It you have several bulky items that you want to keep close to your yard, consider purchasing an outdoor storage shed. An outdoor storage shed is ideal for housing a lawn mower, rakes, garden hoses, sprinklers, shovels, fertilizers, and other garden tools. These small sheds are built to withstand the elements and to provide non-climate-controlled storage inside.
A small storage shed can keep valuable tools safe.
One of the things to keep in mind when planning for a shed is that many communities have regulations pertaining to sheds. These requirements concern such details as where a shed can and can't be located, its size, and possibly its appearance.
As you plan for a shed, think in terms of aesthetics as well as function. Sheds can be purchased in natural woods, such as cedar, which is rot-resistant (although it does require maintenance). Some materials, such as steel, are prone to rust, while aluminum is far more durable. Likewise, if you choose to purchase a shed with vinyl siding, make sure that you invest in a high-quality product so that the siding will not warp over time.

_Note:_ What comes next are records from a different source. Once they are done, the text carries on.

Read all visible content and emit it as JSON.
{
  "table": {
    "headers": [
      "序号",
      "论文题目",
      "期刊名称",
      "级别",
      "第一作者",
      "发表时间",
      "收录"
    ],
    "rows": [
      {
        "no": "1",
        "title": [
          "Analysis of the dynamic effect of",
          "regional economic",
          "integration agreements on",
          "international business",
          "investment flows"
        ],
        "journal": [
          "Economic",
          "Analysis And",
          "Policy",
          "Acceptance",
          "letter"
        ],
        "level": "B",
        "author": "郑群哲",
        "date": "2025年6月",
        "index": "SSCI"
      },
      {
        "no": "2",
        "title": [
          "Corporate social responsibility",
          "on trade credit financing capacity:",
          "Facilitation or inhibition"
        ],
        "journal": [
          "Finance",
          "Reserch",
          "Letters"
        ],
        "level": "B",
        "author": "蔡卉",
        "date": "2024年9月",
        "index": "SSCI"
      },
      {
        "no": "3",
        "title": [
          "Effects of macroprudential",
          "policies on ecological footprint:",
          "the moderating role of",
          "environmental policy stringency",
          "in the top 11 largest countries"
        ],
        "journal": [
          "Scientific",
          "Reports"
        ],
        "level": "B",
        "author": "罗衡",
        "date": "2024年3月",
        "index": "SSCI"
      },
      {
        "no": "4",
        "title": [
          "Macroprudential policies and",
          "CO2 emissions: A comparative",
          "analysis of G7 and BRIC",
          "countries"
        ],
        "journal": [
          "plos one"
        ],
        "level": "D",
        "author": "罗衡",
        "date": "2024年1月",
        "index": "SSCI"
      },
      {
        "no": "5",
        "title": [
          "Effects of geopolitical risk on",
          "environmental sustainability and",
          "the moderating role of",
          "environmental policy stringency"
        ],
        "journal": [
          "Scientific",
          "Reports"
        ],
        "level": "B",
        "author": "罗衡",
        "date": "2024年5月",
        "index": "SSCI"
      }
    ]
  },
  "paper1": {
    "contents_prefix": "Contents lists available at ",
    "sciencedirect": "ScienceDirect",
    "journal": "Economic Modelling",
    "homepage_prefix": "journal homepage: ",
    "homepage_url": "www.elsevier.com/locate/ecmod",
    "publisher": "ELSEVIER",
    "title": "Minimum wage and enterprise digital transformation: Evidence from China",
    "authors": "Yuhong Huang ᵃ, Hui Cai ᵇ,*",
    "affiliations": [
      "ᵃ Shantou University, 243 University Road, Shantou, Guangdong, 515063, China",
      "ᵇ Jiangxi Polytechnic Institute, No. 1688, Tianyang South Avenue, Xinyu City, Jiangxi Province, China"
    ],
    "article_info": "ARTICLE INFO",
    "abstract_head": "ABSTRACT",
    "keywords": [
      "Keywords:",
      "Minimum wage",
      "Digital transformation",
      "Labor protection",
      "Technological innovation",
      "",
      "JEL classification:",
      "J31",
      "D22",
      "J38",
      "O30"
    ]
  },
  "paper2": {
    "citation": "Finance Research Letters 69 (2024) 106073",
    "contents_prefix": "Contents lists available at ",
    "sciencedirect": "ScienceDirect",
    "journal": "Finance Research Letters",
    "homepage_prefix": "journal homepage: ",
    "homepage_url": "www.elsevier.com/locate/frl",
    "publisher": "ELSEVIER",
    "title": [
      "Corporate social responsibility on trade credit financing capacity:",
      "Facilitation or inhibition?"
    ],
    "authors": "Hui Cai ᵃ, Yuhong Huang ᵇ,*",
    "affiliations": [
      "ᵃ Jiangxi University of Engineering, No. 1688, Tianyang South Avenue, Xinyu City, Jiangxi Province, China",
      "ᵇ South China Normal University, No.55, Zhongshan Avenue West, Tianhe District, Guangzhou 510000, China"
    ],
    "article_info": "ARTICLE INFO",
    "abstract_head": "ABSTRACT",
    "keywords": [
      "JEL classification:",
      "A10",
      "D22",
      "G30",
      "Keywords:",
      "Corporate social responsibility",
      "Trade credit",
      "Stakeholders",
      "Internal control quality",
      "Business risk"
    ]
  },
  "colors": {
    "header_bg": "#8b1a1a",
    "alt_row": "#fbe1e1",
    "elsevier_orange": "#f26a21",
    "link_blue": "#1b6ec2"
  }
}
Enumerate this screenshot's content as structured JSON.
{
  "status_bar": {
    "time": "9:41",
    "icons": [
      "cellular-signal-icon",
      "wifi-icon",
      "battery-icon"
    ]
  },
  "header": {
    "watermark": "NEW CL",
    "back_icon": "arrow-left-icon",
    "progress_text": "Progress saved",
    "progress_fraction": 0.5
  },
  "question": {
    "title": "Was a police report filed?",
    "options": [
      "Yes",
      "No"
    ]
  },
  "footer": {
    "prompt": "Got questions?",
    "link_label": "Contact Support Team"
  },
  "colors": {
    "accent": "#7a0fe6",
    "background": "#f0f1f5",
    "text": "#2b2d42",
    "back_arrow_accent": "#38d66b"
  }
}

Before purchasing a shed, you'll need to answer the following questions:
What elements and other conditions will your shed be exposed to?
What will you be storing in your shed?
Do the contents of your shed need to be kept in a water-free environment?
Does the shed need to be temperature controlled?
Will the shed require electricity?
Based on what you need to store, how large must the shed be?
Where on your property will the shed be installed?
Storage sheds are available in a variety of shapes, sizes, and orientations: horizontal or vertical, top or front-loading, with lifting or sliding roofs. They are generally simple to assemble and require little or no maintenance. The greatest challenge they might pose (like your garage) is the challenge of keeping the items within them organized. It can be tempting, with any space that is rarely seen, to let clutter accumulate and chaos reign. If you know that you tend to toss random items into your closets inside the house, you might want to avoid purchasing a shed, as it could present further temptations to you. To find out more about specific shed options, see Appendix A at the back of this book.
Sheds can be placed on several different types of foundations. A shed can be placed on a 3- to 4-inch bed of crushed stone. If the site is soft or you want protection from frost, use a pier foundation with pressure-treated columns on concrete footings. Sheds can also be placed on concrete or stone patios.
Because your shed is a semi-permanent structure, you'll want to take care when choosing a location for it. It must be level, and you want to be sure that the ground around the shed drains properly so that you do not flood your shed. Also, keep in mind that any door on a shed should have adequate clearance for storing your largest items, such as a lawn mower.
Organizing the Interior of Your Shed
In addition to your lawn mower, leaf blower, long-handled gardening equipment, bicycles, and other large items, you'll find that a shed is also ideal for storing smaller items such as gardening tools. Place these smaller items on shelves or in a place where they're easily accessible — make sure, for example, that you won't have to move your lawn mower every time you want to retrieve a garden tool. Keep the items you'll only use once a month in the back of the shed, where they won't be as easily accessible. As you arrange items in your shed, continually ask yourself how often you'll need access to each item and organize the space accordingly.
To make the most of your storage shed, you can install a pegboard or hooks along the walls. This will let you store things so that they are easy to spot and retrieve and easy to replace. Keep storage as hassle free as possible and you will be less inclined to avoid putting things in their proper locations.
Because the shed provides extra storage, be vigilant about what you place in there. You may find yourself tempted to place items in there that you will never use again, such as broken tools and cracked flower pots. Throw out things that break immediately so that you won't have the extra burden of trying to sort through them later on. Also, you'll want to be able to see all of the things in your shed so that you don't end up rushing out to the store to replace something you already own.
Caring for Your Tools
Your garden tools are costly and can rust and warp over time if they're not cared for properly. Take care to clean these tools before the winter. You can do this by running each tool under water and drying it completely, or passing the tool through a bucket of sand. You can also keep rust at bay by applying linseed oil to the tools.
Your lawn mower also needs attention at the end of summer and before winter sets in. You'll want to follow the manufacturer's instructions for cleaning the blades.
Terra cotta pots are also prone to mold. In order to prevent mold, be sure to give them a good cleaning before winter. After you've removed their contents, scrub the pots and then soak them overnight in a solution that is ﬁ cup bleach to a gallon of water to wipe-out mold. Be sure to rinse and dry them completely before you store them. Also, mold hates sunlight. After you've had a chance to soak and dry them, leave the empty pots in a hot, sunny corner of your deck or patio as an extra precautionary measure.
Martha Stewart suggests that you can cleverly recycle sturdy old rake heads by hanging them high on a wall of your home or storage shed. From the rake head, you can hang a variety of small garden tools. She also says that you can neatly store your hose by purchasing a large metal bucket, drilling holes in the bottom of it, and attaching this item to the side of your home — you can stash your sprinkler or different hose heads inside of the bucket.